By Matt Browne | Wednesday, March 26, 2014

Moving Beyond Sectarianism

Jaafari bannerSecular personal status laws are necessary to safeguard basic rights in the Middle East.

By Peter Juul | Monday, March 24, 2014

What Joins the United States and China and What Divides Them?

AnnenbergAlthough the United States and China must work to resolve their differences, they can take steps to improve the lives of their citizens in the meantime.

By Nina Hachigian | Friday, March 21, 2014

Too Young: Helping Child Brides in the Developing World

We need targeted efforts to assist child brides if we hope to break the vicious cycle that treats our daughters as a disposable commodity.

By John Norris | Wednesday, March 19, 2014

The Case for Regional Compacts

article icon Issue Brief As the Millennium Challenge Corporation approaches its 10-year anniversary, it must explore and implement new aid approaches to stay on the cutting edge of international development best practices. Embracing regional compacts and regional threshold programs would allow the MCC to increase its number of beneficiaries and the sustained impact of its work at little to no additional cost.
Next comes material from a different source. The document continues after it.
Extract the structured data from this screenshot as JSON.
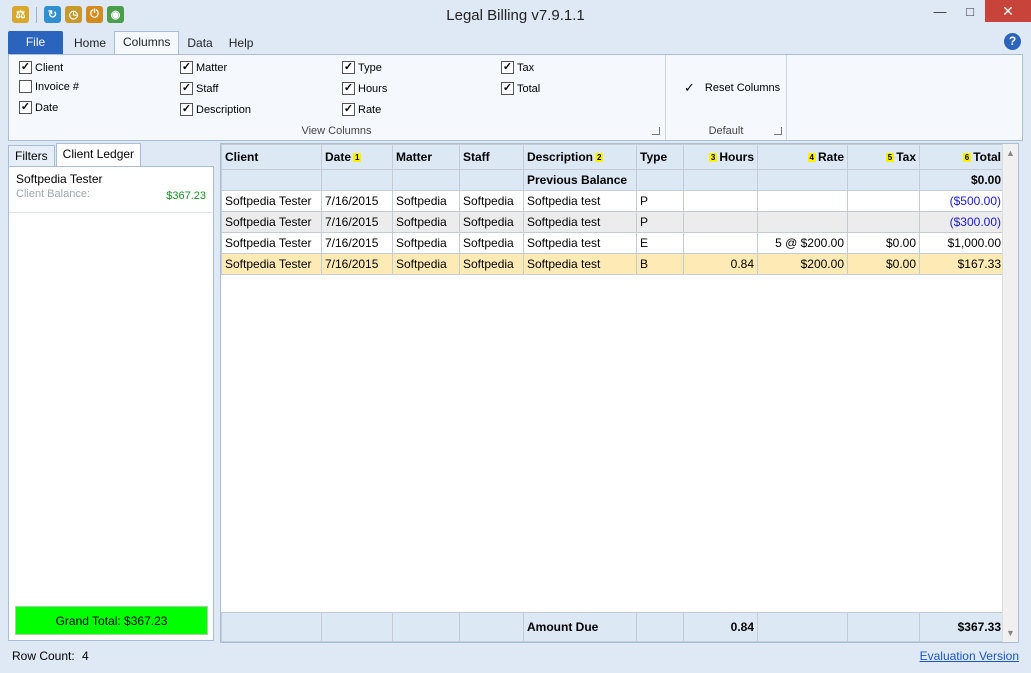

By Paul Applegarth, Casey Dunning, and John Norris | Monday, March 17, 2014

The First Time Putin Tried to Invade a Foreign Country

article icon Issue Brief During the Kosovo war in 1999, Vladimir Putin, who was the Russian national security advisor at the time, backed a dangerous plan that almost led to NATO exchanging fire with Russian troops. Here’s what Putin learned from the incident, and what the West probably should have.

By John Norris | Thursday, March 13, 2014

Concrete Steps to Address the Crisis in Ukraine

Ukrainian flag protestor book_alt2 icon Report The United States possesses key economic and diplomatic tools to support international law and impose a cost on Russia for its invasion of Ukraine.

By Ken Sofer | Wednesday, March 12, 2014